Ministers warm to canoe tragedy Bill

The Government appears to have moved to back compulsory registration and inspection of outdoor activity centres, aimed at ensuring the Lyme Bay tragedy can never be repeated.

The news was greeted with delight last night by parents of the four teenagers who died when their canoes capsized in Lyme Bay, Dorset. The four, from Southway Comprehensive school, Plymouth, drowned in March 1993 during an expedition organised from the St Albans Challenge Centre, Lyme Regis. Peter Kite, the managing director of the centre, was last year convicted of manslaughter and jailed for three years.

The trial highlighted lax safety standards at the centre and brought calls for tighter regulation of the nearly 3,000 outdoor activity centres, which run courses for 9 million visitors a year. For more than a year, ministers resisted compulsory action, backing instead a voluntary scheme of registration.

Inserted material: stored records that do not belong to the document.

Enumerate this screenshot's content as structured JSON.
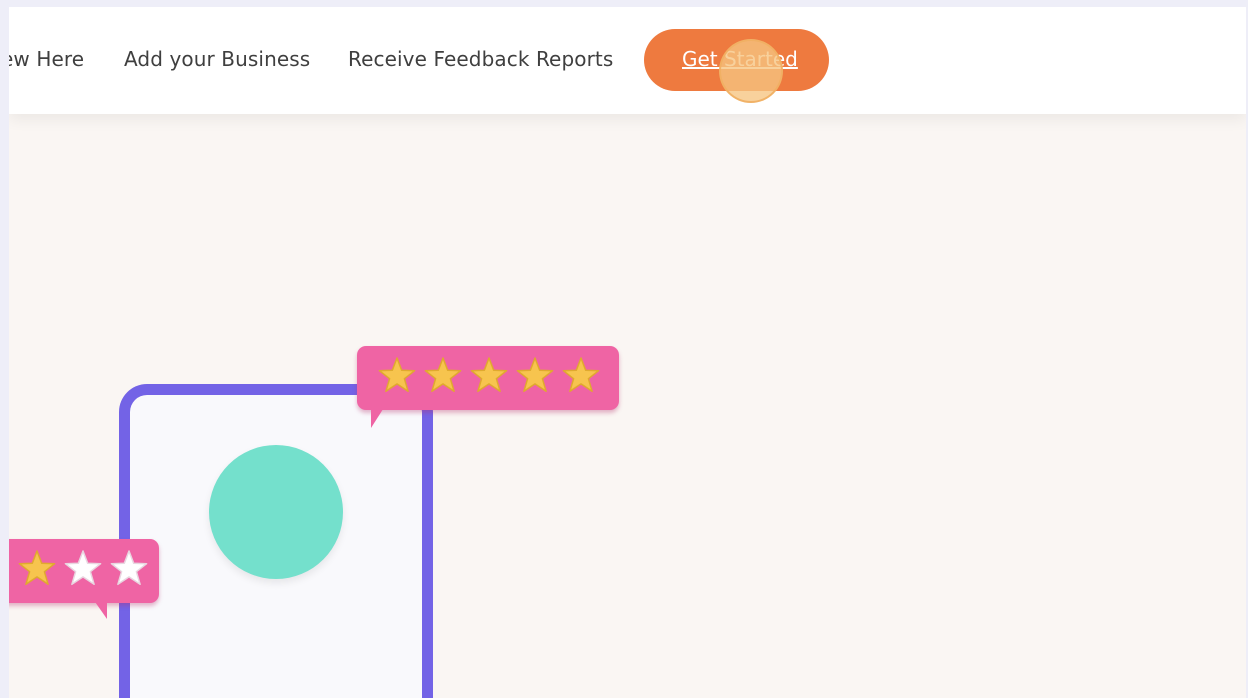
{
  "nav": {
    "links": [
      "ew Here",
      "Add your Business",
      "Receive Feedback Reports"
    ],
    "cta_label": "Get Started"
  },
  "hero": {
    "review_bubbles": [
      {
        "rating": 5,
        "max": 5,
        "filled_color": "#f7c44e"
      },
      {
        "rating": 1,
        "max": 3,
        "filled_color": "#f7c44e",
        "empty_color": "#ffffff"
      }
    ]
  },
  "colors": {
    "accent": "#ee7a3f",
    "bubble": "#ef64a4",
    "phone_frame": "#7363e6",
    "avatar": "#74e0cc",
    "background": "#faf6f3"
  }
}
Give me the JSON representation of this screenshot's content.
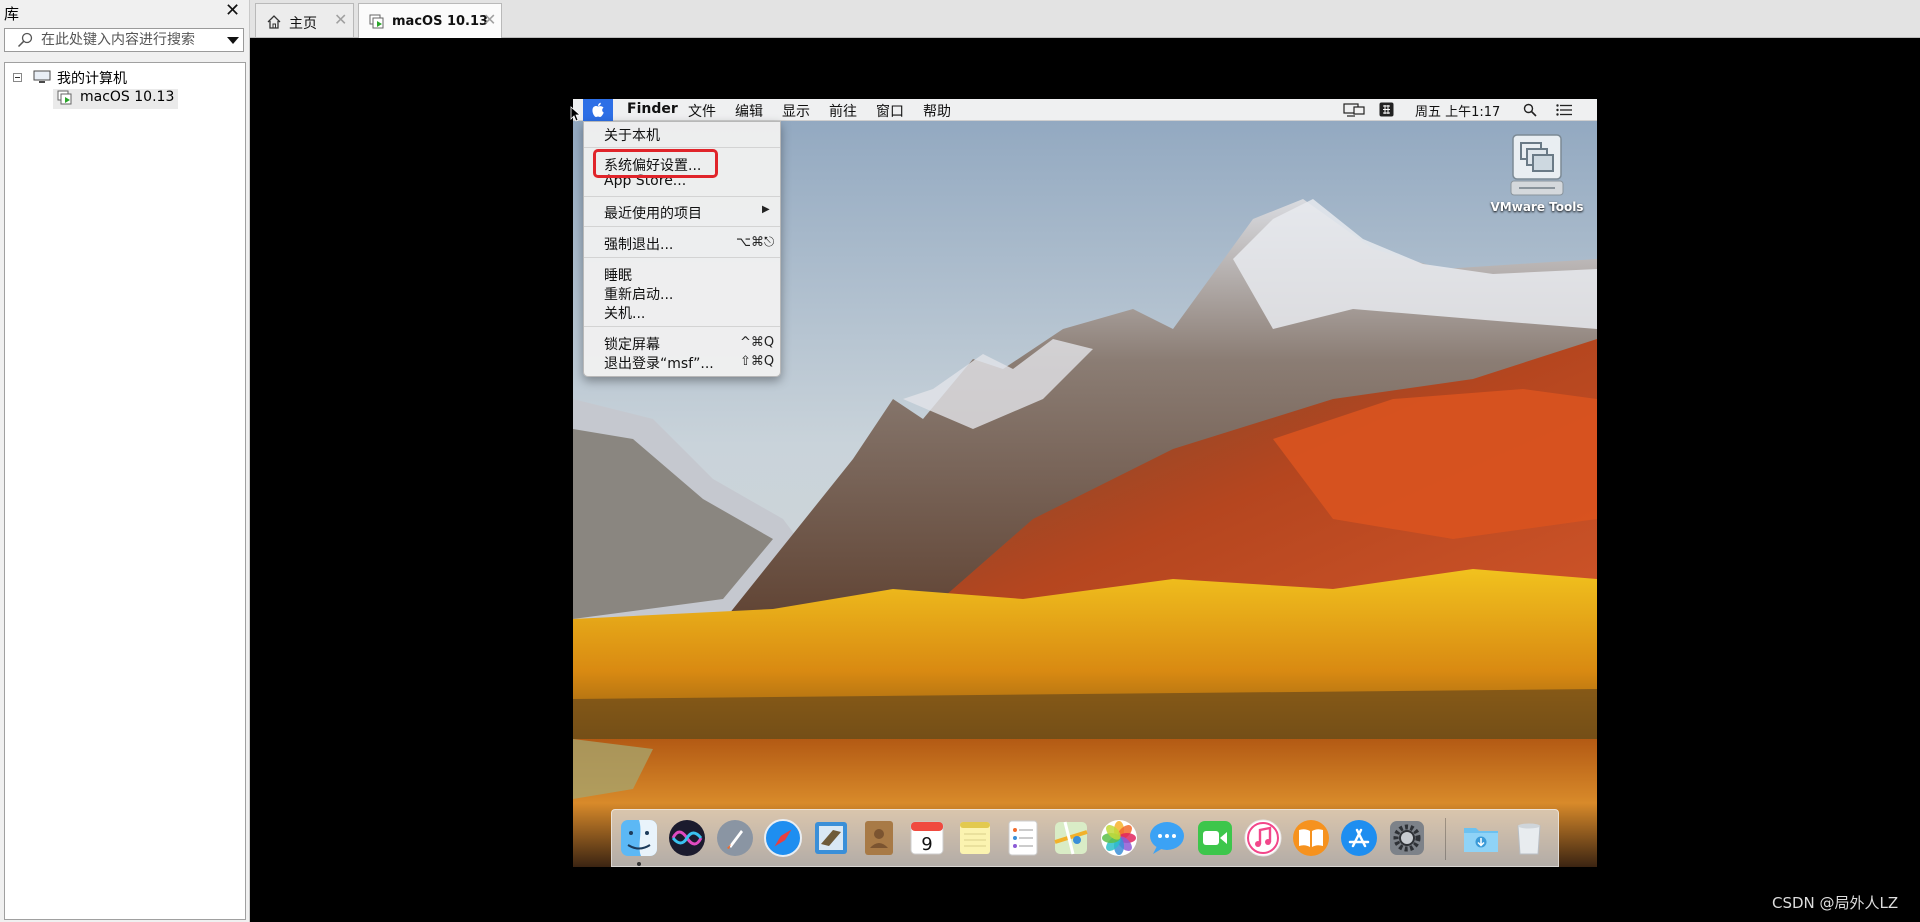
{
  "library": {
    "title": "库",
    "search_placeholder": "在此处键入内容进行搜索",
    "tree": {
      "root_label": "我的计算机",
      "vm_label": "macOS 10.13"
    }
  },
  "tabs": [
    {
      "label": "主页",
      "icon": "home-icon",
      "active": false
    },
    {
      "label": "macOS 10.13",
      "icon": "vm-icon",
      "active": true
    }
  ],
  "mac": {
    "menubar": {
      "app": "Finder",
      "items": [
        "文件",
        "编辑",
        "显示",
        "前往",
        "窗口",
        "帮助"
      ],
      "clock": "周五 上午1:17"
    },
    "apple_menu": {
      "items": [
        {
          "label": "关于本机",
          "shortcut": ""
        },
        {
          "label": "系统偏好设置...",
          "shortcut": ""
        },
        {
          "label": "App Store...",
          "shortcut": ""
        },
        {
          "label": "最近使用的项目",
          "shortcut": "▶"
        },
        {
          "label": "强制退出...",
          "shortcut": "⌥⌘⎋"
        },
        {
          "label": "睡眠",
          "shortcut": ""
        },
        {
          "label": "重新启动...",
          "shortcut": ""
        },
        {
          "label": "关机...",
          "shortcut": ""
        },
        {
          "label": "锁定屏幕",
          "shortcut": "^⌘Q"
        },
        {
          "label": "退出登录“msf”...",
          "shortcut": "⇧⌘Q"
        }
      ]
    },
    "desktop": {
      "vmtools_label": "VMware Tools"
    },
    "dock_apps": [
      "finder",
      "siri",
      "launchpad",
      "safari",
      "mail",
      "contacts",
      "calendar",
      "notes",
      "reminders",
      "maps",
      "photos",
      "messages",
      "facetime",
      "itunes",
      "ibooks",
      "app-store",
      "system-preferences",
      "downloads",
      "trash"
    ],
    "calendar_day": "9"
  },
  "watermark": "CSDN @局外人LZ",
  "colors": {
    "menu_highlight": "#2d6fe6",
    "annotation_red": "#e0242a"
  }
}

But now David Jamieson, the Labour MP for Devonport who is piloting his own Bill to introduce legally binding registration, believes he has been assured of Government support. He said last night he and the Government "appear to be coming to an agreement", after his talks with the Department for Education.

He wants legally-binding guidelines for operating activity centres, stipulating minimum standards of staffing, training and equipment; an accrediting organisation to register centres, which could not otherwise trade; and an inspectorate with powers to close centres down. His Bill is due to have its Second Reading next week. Without Government support, it would fall.

It is understood that the Government's position has changed because the DFE assumed that the Health and Safety Executive had the power to set up a register if compulsory action proved necessary. Legal advice now suggests this is not so. A department spokesman said: "The Government is considering very carefully the measures Mr Jamieson is developing."